In this project, students learned about geometry and algebra by designing and creating their own paper lanterns. At the same time, they explored various cultures around the world through the lens of important global issues. Their final product was be an original paper lantern that was part of an auction to raise awareness and funds for a community improvement project of their choice through the non-profit organization, Lantern Projects.

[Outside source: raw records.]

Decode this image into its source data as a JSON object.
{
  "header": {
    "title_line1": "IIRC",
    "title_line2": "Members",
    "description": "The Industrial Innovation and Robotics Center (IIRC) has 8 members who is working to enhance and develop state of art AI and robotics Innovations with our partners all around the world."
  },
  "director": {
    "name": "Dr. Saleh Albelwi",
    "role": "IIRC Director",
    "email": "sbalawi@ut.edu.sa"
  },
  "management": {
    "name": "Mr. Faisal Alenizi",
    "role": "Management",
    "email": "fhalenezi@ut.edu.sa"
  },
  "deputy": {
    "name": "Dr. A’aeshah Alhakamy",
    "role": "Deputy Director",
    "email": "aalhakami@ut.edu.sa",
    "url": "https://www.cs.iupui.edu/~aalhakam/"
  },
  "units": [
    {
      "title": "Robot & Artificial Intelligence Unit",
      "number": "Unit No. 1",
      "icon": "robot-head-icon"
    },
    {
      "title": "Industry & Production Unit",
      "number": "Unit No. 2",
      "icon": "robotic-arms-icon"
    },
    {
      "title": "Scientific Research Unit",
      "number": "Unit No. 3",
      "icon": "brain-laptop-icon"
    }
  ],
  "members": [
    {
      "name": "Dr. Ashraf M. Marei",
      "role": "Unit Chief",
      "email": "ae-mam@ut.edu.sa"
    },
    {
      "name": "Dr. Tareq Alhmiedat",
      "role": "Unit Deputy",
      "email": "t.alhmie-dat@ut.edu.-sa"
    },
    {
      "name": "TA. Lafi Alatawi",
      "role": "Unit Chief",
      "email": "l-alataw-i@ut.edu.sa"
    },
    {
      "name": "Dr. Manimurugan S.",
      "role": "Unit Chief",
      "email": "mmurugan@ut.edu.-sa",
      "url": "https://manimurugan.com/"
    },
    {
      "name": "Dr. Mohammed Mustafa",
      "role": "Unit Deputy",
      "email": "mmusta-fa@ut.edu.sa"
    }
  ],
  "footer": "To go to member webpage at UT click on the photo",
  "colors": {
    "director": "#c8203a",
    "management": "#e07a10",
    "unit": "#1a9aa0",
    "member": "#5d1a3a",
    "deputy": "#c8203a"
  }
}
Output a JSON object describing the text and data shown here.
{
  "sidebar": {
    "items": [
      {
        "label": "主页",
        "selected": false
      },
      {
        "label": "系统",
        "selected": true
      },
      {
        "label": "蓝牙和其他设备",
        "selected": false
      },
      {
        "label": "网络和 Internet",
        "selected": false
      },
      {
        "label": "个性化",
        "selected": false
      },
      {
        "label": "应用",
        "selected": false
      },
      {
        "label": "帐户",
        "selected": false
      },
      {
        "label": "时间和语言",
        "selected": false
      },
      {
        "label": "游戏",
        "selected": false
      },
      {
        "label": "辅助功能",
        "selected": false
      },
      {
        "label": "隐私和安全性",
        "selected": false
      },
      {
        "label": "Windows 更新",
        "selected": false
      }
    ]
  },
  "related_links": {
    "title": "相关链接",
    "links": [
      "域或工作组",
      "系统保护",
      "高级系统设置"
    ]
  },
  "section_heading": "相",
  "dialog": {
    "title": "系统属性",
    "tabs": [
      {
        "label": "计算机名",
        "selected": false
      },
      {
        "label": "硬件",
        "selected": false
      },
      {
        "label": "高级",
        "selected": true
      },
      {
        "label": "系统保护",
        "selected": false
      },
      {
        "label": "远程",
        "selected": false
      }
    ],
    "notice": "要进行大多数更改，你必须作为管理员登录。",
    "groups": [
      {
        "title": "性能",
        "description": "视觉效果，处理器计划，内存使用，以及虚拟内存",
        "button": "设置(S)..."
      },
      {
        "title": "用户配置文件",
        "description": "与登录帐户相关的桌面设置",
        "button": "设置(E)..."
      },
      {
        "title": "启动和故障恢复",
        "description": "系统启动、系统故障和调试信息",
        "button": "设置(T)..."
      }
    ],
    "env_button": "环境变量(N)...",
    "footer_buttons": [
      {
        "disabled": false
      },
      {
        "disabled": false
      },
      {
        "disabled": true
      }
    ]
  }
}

Students began by completing a geometry packet where they learned about angles, area, surface area, and volume. At the same time, they began researching a country of their choice based on the Lantern Projects organization. They had to find information about the community, culture, history, and why this particular project is needed in this particular part of the world. They wrote an informative/persuasive writing piece about the project they selected. Once students completed their geometry packets, they began building their lanterns. Each of the lanterns had diameters from one foot to three feet long and we made from wooden skewers and tissue paper. After completing their lanterns, students used the profit analysis packet to determine the number of lanterns they would need to sell in order offset their fixed and variable costs enough to make a profit for their lantern project. At our exhibition, guests purchased lanterns and lantern making kits and our proceeds went to the Lantern Projects chosen by each of our students.
- What are the needs of others around the world?

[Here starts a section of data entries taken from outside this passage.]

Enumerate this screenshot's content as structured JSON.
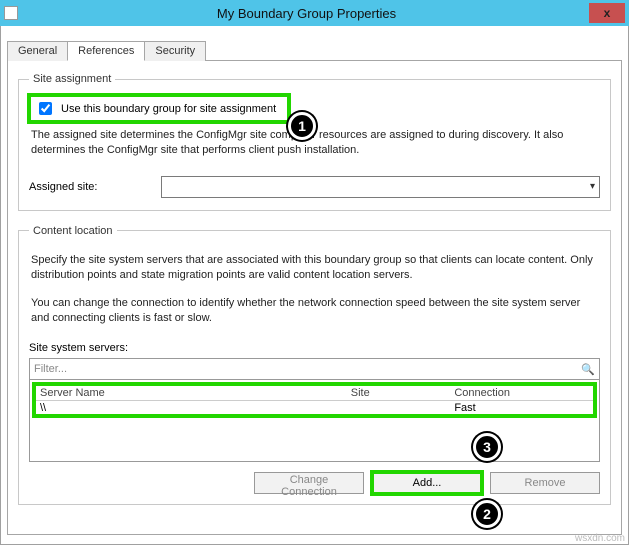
{
  "window": {
    "title": "My Boundary Group Properties",
    "close_x": "x"
  },
  "tabs": {
    "general": "General",
    "references": "References",
    "security": "Security"
  },
  "site_assignment": {
    "legend": "Site assignment",
    "checkbox_label": "Use this boundary group for site assignment",
    "checked": true,
    "description": "The assigned site determines the ConfigMgr site computer resources are assigned to during discovery. It also determines the ConfigMgr site that performs client push installation.",
    "assigned_site_label": "Assigned site:",
    "assigned_site_value": ""
  },
  "content_location": {
    "legend": "Content location",
    "description1": "Specify the site system servers that are associated with this boundary group so that clients can locate content. Only distribution points and state migration points are valid content location servers.",
    "description2": "You can change the connection to identify whether the network connection speed between the site system server and connecting clients is fast or slow.",
    "servers_label": "Site system servers:",
    "filter_placeholder": "Filter...",
    "columns": {
      "name": "Server Name",
      "site": "Site",
      "conn": "Connection"
    },
    "rows": [
      {
        "name": "\\\\",
        "site": "",
        "conn": "Fast"
      }
    ],
    "buttons": {
      "change_connection": "Change Connection",
      "add": "Add...",
      "remove": "Remove"
    }
  },
  "annotations": {
    "a1": "1",
    "a2": "2",
    "a3": "3"
  },
  "watermark": "wsxdn.com"
}
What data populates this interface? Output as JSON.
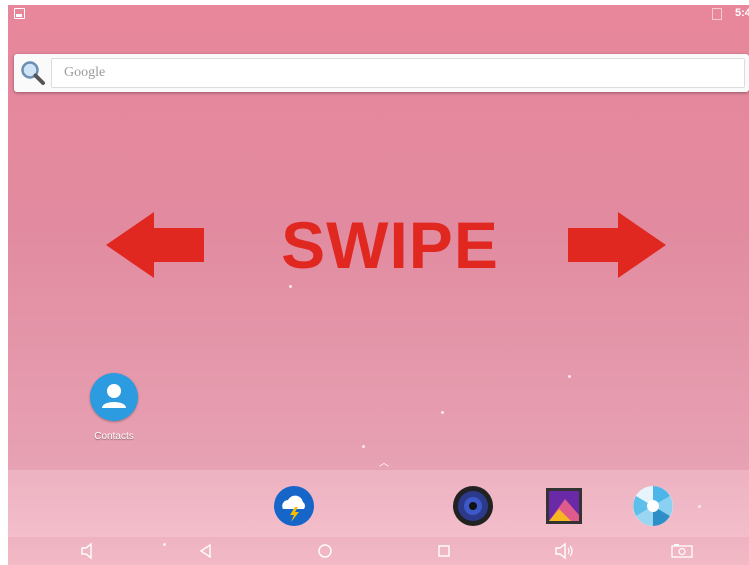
{
  "status_bar": {
    "time": "5:4"
  },
  "search": {
    "placeholder": "Google"
  },
  "overlay": {
    "text": "SWIPE",
    "color": "#e02820"
  },
  "desktop_apps": [
    {
      "label": "Contacts",
      "icon": "contacts-icon"
    }
  ],
  "dock": [
    {
      "icon": "weather-icon"
    },
    {
      "icon": "music-icon"
    },
    {
      "icon": "gallery-icon"
    },
    {
      "icon": "camera-icon"
    }
  ],
  "navigation": [
    {
      "icon": "volume-down-icon"
    },
    {
      "icon": "back-icon"
    },
    {
      "icon": "home-icon"
    },
    {
      "icon": "recents-icon"
    },
    {
      "icon": "volume-up-icon"
    },
    {
      "icon": "screenshot-icon"
    }
  ]
}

- How can we create a profit from selling lanterns?
- What polyhedrons make beautiful lanterns?
- Reading, writing, solving and graphing equations;
- Surface area;
- Persuasive writing;
- Research skills
Tissue paper, protractors, hot glue guns, mod podge, skewers, and pliers
“I chose to make a Stellated Dodecahedron lantern because it was an interesting and unusual shape. I didn’t want to do something easy and common. Getting every triangle to have the right angles was hard. I had to make 60 triangles and all had to be perfect if I wanted them to fit the right way. Many times I had to take apart the glued skewers and start over. I am proud of my craftsmanship on this project. I made sure everything was exactly perfect. I measured and pulled and cut and glued until my lantern shined.” – Sonya P.